■ **ABOUT THIS TASK**:
Every single entry that follows must be copied exactly.

■ **DATA SHOWN**:
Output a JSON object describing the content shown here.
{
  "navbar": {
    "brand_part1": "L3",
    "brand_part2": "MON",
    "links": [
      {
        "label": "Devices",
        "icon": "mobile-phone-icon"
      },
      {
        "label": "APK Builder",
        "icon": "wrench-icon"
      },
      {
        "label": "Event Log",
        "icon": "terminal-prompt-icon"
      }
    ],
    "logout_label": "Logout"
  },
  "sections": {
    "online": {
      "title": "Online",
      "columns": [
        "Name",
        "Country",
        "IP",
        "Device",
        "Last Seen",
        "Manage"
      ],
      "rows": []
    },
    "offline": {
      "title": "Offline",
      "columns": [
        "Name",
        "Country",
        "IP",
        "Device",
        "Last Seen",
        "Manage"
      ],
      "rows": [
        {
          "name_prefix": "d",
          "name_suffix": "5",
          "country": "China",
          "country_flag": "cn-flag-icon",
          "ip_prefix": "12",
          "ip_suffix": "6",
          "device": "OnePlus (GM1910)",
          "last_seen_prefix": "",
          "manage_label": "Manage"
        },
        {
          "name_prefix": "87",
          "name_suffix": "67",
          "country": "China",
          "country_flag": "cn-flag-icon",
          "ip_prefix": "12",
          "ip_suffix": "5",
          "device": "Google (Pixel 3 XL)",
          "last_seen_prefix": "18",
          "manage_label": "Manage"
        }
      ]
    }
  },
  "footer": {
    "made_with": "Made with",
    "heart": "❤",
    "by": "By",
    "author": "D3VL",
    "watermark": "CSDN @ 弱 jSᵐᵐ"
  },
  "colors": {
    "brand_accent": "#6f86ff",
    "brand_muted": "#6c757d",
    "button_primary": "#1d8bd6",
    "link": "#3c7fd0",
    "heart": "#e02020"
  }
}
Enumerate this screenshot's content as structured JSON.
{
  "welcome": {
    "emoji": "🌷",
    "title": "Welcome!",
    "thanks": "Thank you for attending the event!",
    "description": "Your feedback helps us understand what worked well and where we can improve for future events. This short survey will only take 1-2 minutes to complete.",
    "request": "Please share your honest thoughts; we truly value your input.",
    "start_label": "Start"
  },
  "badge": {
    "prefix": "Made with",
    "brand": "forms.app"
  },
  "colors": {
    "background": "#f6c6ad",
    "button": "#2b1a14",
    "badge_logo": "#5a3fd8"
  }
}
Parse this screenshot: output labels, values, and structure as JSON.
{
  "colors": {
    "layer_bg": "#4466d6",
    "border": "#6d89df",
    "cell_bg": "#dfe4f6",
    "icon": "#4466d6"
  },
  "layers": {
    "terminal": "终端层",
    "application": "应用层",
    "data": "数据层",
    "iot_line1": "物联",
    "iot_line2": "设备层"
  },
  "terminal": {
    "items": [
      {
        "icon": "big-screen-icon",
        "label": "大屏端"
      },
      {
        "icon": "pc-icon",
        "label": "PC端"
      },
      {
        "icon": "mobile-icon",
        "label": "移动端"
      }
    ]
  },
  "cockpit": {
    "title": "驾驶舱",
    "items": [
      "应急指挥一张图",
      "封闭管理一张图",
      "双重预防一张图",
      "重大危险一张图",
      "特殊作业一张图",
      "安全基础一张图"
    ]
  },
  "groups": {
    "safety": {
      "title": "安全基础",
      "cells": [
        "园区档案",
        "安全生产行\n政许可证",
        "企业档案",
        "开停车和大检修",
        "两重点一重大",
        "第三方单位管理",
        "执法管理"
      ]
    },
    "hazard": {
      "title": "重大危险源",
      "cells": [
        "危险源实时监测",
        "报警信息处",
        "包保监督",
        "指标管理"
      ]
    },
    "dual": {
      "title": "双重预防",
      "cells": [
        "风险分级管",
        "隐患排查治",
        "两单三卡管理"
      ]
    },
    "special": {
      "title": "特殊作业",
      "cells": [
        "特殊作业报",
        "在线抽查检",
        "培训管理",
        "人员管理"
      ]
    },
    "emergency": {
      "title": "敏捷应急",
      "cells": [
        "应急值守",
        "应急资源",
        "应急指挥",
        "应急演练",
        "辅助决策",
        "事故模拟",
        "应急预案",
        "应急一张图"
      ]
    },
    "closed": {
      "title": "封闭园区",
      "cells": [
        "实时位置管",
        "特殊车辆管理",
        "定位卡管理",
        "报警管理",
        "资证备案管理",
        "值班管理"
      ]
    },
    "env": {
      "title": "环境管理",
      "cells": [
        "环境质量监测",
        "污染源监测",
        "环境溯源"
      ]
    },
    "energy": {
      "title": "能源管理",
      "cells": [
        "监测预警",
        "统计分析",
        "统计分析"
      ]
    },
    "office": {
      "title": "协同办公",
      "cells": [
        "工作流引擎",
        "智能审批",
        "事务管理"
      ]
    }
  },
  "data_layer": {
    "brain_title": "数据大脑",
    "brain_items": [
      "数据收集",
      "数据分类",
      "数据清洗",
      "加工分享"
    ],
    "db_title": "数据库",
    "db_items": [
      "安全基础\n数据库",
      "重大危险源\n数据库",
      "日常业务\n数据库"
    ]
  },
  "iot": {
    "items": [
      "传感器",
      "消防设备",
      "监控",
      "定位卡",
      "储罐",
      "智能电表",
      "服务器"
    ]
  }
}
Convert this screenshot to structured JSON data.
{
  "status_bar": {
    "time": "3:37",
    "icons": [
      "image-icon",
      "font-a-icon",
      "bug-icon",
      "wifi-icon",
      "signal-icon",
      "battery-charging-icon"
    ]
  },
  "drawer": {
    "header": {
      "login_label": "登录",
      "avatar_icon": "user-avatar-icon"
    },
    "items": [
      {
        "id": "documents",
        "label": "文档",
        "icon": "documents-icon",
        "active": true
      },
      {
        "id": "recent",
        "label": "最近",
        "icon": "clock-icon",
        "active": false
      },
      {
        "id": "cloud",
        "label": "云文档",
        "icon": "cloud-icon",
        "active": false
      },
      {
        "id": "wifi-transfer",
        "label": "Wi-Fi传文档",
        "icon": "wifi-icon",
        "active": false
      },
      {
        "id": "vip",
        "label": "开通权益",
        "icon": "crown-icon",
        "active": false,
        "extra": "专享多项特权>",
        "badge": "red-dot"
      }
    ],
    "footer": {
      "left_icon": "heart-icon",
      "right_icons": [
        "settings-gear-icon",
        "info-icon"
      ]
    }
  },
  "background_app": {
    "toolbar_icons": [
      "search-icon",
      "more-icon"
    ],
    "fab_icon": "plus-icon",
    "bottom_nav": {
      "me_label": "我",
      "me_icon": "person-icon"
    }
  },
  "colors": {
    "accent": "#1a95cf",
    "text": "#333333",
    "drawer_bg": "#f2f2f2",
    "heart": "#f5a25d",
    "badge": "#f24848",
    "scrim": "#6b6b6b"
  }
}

■ **COMPLETED TASK**:
Output a JSON object describing the content shown here.
{
  "navbar": {
    "brand_part1": "L3",
    "brand_part2": "MON",
    "links": [
      {
        "label": "Devices",
        "icon": "mobile-phone-icon"
      },
      {
        "label": "APK Builder",
        "icon": "wrench-icon"
      },
      {
        "label": "Event Log",
        "icon": "terminal-prompt-icon"
      }
    ],
    "logout_label": "Logout"
  },
  "sections": {
    "online": {
      "title": "Online",
      "columns": [
        "Name",
        "Country",
        "IP",
        "Device",
        "Last Seen",
        "Manage"
      ],
      "rows": []
    },
    "offline": {
      "title": "Offline",
      "columns": [
        "Name",
        "Country",
        "IP",
        "Device",
        "Last Seen",
        "Manage"
      ],
      "rows": [
        {
          "name_prefix": "d",
          "name_suffix": "5",
          "country": "China",
          "country_flag": "cn-flag-icon",
          "ip_prefix": "12",
          "ip_suffix": "6",
          "device": "OnePlus (GM1910)",
          "last_seen_prefix": "",
          "manage_label": "Manage"
        },
        {
          "name_prefix": "87",
          "name_suffix": "67",
          "country": "China",
          "country_flag": "cn-flag-icon",
          "ip_prefix": "12",
          "ip_suffix": "5",
          "device": "Google (Pixel 3 XL)",
          "last_seen_prefix": "18",
          "manage_label": "Manage"
        }
      ]
    }
  },
  "footer": {
    "made_with": "Made with",
    "heart": "❤",
    "by": "By",
    "author": "D3VL",
    "watermark": "CSDN @ 弱 jSᵐᵐ"
  },
  "colors": {
    "brand_accent": "#6f86ff",
    "brand_muted": "#6c757d",
    "button_primary": "#1d8bd6",
    "link": "#3c7fd0",
    "heart": "#e02020"
  }
}
Enumerate this screenshot's content as structured JSON.
{
  "welcome": {
    "emoji": "🌷",
    "title": "Welcome!",
    "thanks": "Thank you for attending the event!",
    "description": "Your feedback helps us understand what worked well and where we can improve for future events. This short survey will only take 1-2 minutes to complete.",
    "request": "Please share your honest thoughts; we truly value your input.",
    "start_label": "Start"
  },
  "badge": {
    "prefix": "Made with",
    "brand": "forms.app"
  },
  "colors": {
    "background": "#f6c6ad",
    "button": "#2b1a14",
    "badge_logo": "#5a3fd8"
  }
}
Parse this screenshot: output labels, values, and structure as JSON.
{
  "colors": {
    "layer_bg": "#4466d6",
    "border": "#6d89df",
    "cell_bg": "#dfe4f6",
    "icon": "#4466d6"
  },
  "layers": {
    "terminal": "终端层",
    "application": "应用层",
    "data": "数据层",
    "iot_line1": "物联",
    "iot_line2": "设备层"
  },
  "terminal": {
    "items": [
      {
        "icon": "big-screen-icon",
        "label": "大屏端"
      },
      {
        "icon": "pc-icon",
        "label": "PC端"
      },
      {
        "icon": "mobile-icon",
        "label": "移动端"
      }
    ]
  },
  "cockpit": {
    "title": "驾驶舱",
    "items": [
      "应急指挥一张图",
      "封闭管理一张图",
      "双重预防一张图",
      "重大危险一张图",
      "特殊作业一张图",
      "安全基础一张图"
    ]
  },
  "groups": {
    "safety": {
      "title": "安全基础",
      "cells": [
        "园区档案",
        "安全生产行\n政许可证",
        "企业档案",
        "开停车和大检修",
        "两重点一重大",
        "第三方单位管理",
        "执法管理"
      ]
    },
    "hazard": {
      "title": "重大危险源",
      "cells": [
        "危险源实时监测",
        "报警信息处",
        "包保监督",
        "指标管理"
      ]
    },
    "dual": {
      "title": "双重预防",
      "cells": [
        "风险分级管",
        "隐患排查治",
        "两单三卡管理"
      ]
    },
    "special": {
      "title": "特殊作业",
      "cells": [
        "特殊作业报",
        "在线抽查检",
        "培训管理",
        "人员管理"
      ]
    },
    "emergency": {
      "title": "敏捷应急",
      "cells": [
        "应急值守",
        "应急资源",
        "应急指挥",
        "应急演练",
        "辅助决策",
        "事故模拟",
        "应急预案",
        "应急一张图"
      ]
    },
    "closed": {
      "title": "封闭园区",
      "cells": [
        "实时位置管",
        "特殊车辆管理",
        "定位卡管理",
        "报警管理",
        "资证备案管理",
        "值班管理"
      ]
    },
    "env": {
      "title": "环境管理",
      "cells": [
        "环境质量监测",
        "污染源监测",
        "环境溯源"
      ]
    },
    "energy": {
      "title": "能源管理",
      "cells": [
        "监测预警",
        "统计分析",
        "统计分析"
      ]
    },
    "office": {
      "title": "协同办公",
      "cells": [
        "工作流引擎",
        "智能审批",
        "事务管理"
      ]
    }
  },
  "data_layer": {
    "brain_title": "数据大脑",
    "brain_items": [
      "数据收集",
      "数据分类",
      "数据清洗",
      "加工分享"
    ],
    "db_title": "数据库",
    "db_items": [
      "安全基础\n数据库",
      "重大危险源\n数据库",
      "日常业务\n数据库"
    ]
  },
  "iot": {
    "items": [
      "传感器",
      "消防设备",
      "监控",
      "定位卡",
      "储罐",
      "智能电表",
      "服务器"
    ]
  }
}
Convert this screenshot to structured JSON data.
{
  "status_bar": {
    "time": "3:37",
    "icons": [
      "image-icon",
      "font-a-icon",
      "bug-icon",
      "wifi-icon",
      "signal-icon",
      "battery-charging-icon"
    ]
  },
  "drawer": {
    "header": {
      "login_label": "登录",
      "avatar_icon": "user-avatar-icon"
    },
    "items": [
      {
        "id": "documents",
        "label": "文档",
        "icon": "documents-icon",
        "active": true
      },
      {
        "id": "recent",
        "label": "最近",
        "icon": "clock-icon",
        "active": false
      },
      {
        "id": "cloud",
        "label": "云文档",
        "icon": "cloud-icon",
        "active": false
      },
      {
        "id": "wifi-transfer",
        "label": "Wi-Fi传文档",
        "icon": "wifi-icon",
        "active": false
      },
      {
        "id": "vip",
        "label": "开通权益",
        "icon": "crown-icon",
        "active": false,
        "extra": "专享多项特权>",
        "badge": "red-dot"
      }
    ],
    "footer": {
      "left_icon": "heart-icon",
      "right_icons": [
        "settings-gear-icon",
        "info-icon"
      ]
    }
  },
  "background_app": {
    "toolbar_icons": [
      "search-icon",
      "more-icon"
    ],
    "fab_icon": "plus-icon",
    "bottom_nav": {
      "me_label": "我",
      "me_icon": "person-icon"
    }
  },
  "colors": {
    "accent": "#1a95cf",
    "text": "#333333",
    "drawer_bg": "#f2f2f2",
    "heart": "#f5a25d",
    "badge": "#f24848",
    "scrim": "#6b6b6b"
  }
}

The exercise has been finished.